WORK TO BE COMPLETED
Please reproduce the records, omitting nothing and changing nothing.

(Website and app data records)

[Start of Attachment]

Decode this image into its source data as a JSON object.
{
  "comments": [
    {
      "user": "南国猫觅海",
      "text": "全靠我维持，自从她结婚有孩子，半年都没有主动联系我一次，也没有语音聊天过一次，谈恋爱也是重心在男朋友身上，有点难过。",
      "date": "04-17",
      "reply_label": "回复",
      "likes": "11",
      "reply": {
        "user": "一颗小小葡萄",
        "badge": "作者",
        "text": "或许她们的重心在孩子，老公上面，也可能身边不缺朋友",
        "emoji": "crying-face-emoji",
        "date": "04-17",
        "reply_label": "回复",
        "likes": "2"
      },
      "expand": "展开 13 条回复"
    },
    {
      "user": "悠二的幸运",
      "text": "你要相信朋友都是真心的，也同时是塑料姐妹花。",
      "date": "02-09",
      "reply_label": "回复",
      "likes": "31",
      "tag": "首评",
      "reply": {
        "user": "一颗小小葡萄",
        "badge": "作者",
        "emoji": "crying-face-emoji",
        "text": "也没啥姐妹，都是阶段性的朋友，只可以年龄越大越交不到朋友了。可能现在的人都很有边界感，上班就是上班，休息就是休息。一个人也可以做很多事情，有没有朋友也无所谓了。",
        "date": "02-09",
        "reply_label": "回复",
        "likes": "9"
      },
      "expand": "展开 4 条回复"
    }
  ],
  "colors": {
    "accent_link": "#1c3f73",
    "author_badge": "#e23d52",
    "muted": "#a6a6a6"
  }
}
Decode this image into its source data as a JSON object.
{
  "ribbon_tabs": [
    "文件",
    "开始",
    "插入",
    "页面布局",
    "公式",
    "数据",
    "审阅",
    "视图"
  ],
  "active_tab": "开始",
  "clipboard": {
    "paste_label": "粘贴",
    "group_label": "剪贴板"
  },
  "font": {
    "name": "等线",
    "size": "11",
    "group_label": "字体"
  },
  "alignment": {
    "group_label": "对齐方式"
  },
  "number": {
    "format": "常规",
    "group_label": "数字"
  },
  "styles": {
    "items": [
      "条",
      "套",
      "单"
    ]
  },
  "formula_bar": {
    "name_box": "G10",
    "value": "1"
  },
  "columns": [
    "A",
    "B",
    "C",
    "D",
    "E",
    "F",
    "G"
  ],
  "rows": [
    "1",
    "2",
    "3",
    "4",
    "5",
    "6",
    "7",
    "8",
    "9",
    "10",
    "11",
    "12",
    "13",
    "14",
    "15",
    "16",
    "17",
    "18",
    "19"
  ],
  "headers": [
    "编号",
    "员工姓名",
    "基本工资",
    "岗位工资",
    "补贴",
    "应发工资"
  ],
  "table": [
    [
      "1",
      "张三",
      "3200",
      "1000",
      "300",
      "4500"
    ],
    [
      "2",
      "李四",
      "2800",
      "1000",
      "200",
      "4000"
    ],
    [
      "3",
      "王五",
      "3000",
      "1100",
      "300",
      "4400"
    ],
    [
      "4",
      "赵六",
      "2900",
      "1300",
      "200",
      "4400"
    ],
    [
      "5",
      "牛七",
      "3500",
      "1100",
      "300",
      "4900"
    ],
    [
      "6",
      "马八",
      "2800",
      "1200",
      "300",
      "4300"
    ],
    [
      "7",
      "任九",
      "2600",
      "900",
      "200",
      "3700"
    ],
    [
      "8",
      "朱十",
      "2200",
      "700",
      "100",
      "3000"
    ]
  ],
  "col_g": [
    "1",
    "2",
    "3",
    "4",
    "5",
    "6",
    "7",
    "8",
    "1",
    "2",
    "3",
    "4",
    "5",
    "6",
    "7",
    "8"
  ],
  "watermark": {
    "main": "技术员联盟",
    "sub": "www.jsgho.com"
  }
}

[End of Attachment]

WRITTEN RESPONSE
Decode this image into its source data as a JSON object.
{
  "comments": [
    {
      "user": "南国猫觅海",
      "text": "全靠我维持，自从她结婚有孩子，半年都没有主动联系我一次，也没有语音聊天过一次，谈恋爱也是重心在男朋友身上，有点难过。",
      "date": "04-17",
      "reply_label": "回复",
      "likes": "11",
      "reply": {
        "user": "一颗小小葡萄",
        "badge": "作者",
        "text": "或许她们的重心在孩子，老公上面，也可能身边不缺朋友",
        "emoji": "crying-face-emoji",
        "date": "04-17",
        "reply_label": "回复",
        "likes": "2"
      },
      "expand": "展开 13 条回复"
    },
    {
      "user": "悠二的幸运",
      "text": "你要相信朋友都是真心的，也同时是塑料姐妹花。",
      "date": "02-09",
      "reply_label": "回复",
      "likes": "31",
      "tag": "首评",
      "reply": {
        "user": "一颗小小葡萄",
        "badge": "作者",
        "emoji": "crying-face-emoji",
        "text": "也没啥姐妹，都是阶段性的朋友，只可以年龄越大越交不到朋友了。可能现在的人都很有边界感，上班就是上班，休息就是休息。一个人也可以做很多事情，有没有朋友也无所谓了。",
        "date": "02-09",
        "reply_label": "回复",
        "likes": "9"
      },
      "expand": "展开 4 条回复"
    }
  ],
  "colors": {
    "accent_link": "#1c3f73",
    "author_badge": "#e23d52",
    "muted": "#a6a6a6"
  }
}
Decode this image into its source data as a JSON object.
{
  "ribbon_tabs": [
    "文件",
    "开始",
    "插入",
    "页面布局",
    "公式",
    "数据",
    "审阅",
    "视图"
  ],
  "active_tab": "开始",
  "clipboard": {
    "paste_label": "粘贴",
    "group_label": "剪贴板"
  },
  "font": {
    "name": "等线",
    "size": "11",
    "group_label": "字体"
  },
  "alignment": {
    "group_label": "对齐方式"
  },
  "number": {
    "format": "常规",
    "group_label": "数字"
  },
  "styles": {
    "items": [
      "条",
      "套",
      "单"
    ]
  },
  "formula_bar": {
    "name_box": "G10",
    "value": "1"
  },
  "columns": [
    "A",
    "B",
    "C",
    "D",
    "E",
    "F",
    "G"
  ],
  "rows": [
    "1",
    "2",
    "3",
    "4",
    "5",
    "6",
    "7",
    "8",
    "9",
    "10",
    "11",
    "12",
    "13",
    "14",
    "15",
    "16",
    "17",
    "18",
    "19"
  ],
  "headers": [
    "编号",
    "员工姓名",
    "基本工资",
    "岗位工资",
    "补贴",
    "应发工资"
  ],
  "table": [
    [
      "1",
      "张三",
      "3200",
      "1000",
      "300",
      "4500"
    ],
    [
      "2",
      "李四",
      "2800",
      "1000",
      "200",
      "4000"
    ],
    [
      "3",
      "王五",
      "3000",
      "1100",
      "300",
      "4400"
    ],
    [
      "4",
      "赵六",
      "2900",
      "1300",
      "200",
      "4400"
    ],
    [
      "5",
      "牛七",
      "3500",
      "1100",
      "300",
      "4900"
    ],
    [
      "6",
      "马八",
      "2800",
      "1200",
      "300",
      "4300"
    ],
    [
      "7",
      "任九",
      "2600",
      "900",
      "200",
      "3700"
    ],
    [
      "8",
      "朱十",
      "2200",
      "700",
      "100",
      "3000"
    ]
  ],
  "col_g": [
    "1",
    "2",
    "3",
    "4",
    "5",
    "6",
    "7",
    "8",
    "1",
    "2",
    "3",
    "4",
    "5",
    "6",
    "7",
    "8"
  ],
  "watermark": {
    "main": "技术员联盟",
    "sub": "www.jsgho.com"
  }
}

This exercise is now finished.